Segment Start: Recorded information

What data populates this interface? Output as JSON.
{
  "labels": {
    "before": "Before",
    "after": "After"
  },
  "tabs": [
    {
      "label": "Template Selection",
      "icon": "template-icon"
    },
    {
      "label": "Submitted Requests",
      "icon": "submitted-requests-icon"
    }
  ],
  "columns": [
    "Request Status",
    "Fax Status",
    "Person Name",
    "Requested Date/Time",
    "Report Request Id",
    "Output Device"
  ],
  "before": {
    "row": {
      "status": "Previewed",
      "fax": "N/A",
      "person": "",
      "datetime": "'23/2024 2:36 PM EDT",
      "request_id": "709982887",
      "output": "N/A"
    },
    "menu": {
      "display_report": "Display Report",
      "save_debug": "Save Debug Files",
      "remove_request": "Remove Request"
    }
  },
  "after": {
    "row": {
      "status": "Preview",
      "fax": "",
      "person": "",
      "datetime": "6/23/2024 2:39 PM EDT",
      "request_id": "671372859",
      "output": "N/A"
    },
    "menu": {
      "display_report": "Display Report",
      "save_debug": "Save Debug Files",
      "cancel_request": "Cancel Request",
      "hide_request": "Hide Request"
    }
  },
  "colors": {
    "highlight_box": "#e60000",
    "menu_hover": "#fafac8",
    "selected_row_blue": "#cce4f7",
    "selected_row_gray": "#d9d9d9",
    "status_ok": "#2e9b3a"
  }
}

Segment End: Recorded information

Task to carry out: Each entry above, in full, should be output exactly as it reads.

Result for this task:
What data populates this interface? Output as JSON.
{
  "labels": {
    "before": "Before",
    "after": "After"
  },
  "tabs": [
    {
      "label": "Template Selection",
      "icon": "template-icon"
    },
    {
      "label": "Submitted Requests",
      "icon": "submitted-requests-icon"
    }
  ],
  "columns": [
    "Request Status",
    "Fax Status",
    "Person Name",
    "Requested Date/Time",
    "Report Request Id",
    "Output Device"
  ],
  "before": {
    "row": {
      "status": "Previewed",
      "fax": "N/A",
      "person": "",
      "datetime": "'23/2024 2:36 PM EDT",
      "request_id": "709982887",
      "output": "N/A"
    },
    "menu": {
      "display_report": "Display Report",
      "save_debug": "Save Debug Files",
      "remove_request": "Remove Request"
    }
  },
  "after": {
    "row": {
      "status": "Preview",
      "fax": "",
      "person": "",
      "datetime": "6/23/2024 2:39 PM EDT",
      "request_id": "671372859",
      "output": "N/A"
    },
    "menu": {
      "display_report": "Display Report",
      "save_debug": "Save Debug Files",
      "cancel_request": "Cancel Request",
      "hide_request": "Hide Request"
    }
  },
  "colors": {
    "highlight_box": "#e60000",
    "menu_hover": "#fafac8",
    "selected_row_blue": "#cce4f7",
    "selected_row_gray": "#d9d9d9",
    "status_ok": "#2e9b3a"
  }
}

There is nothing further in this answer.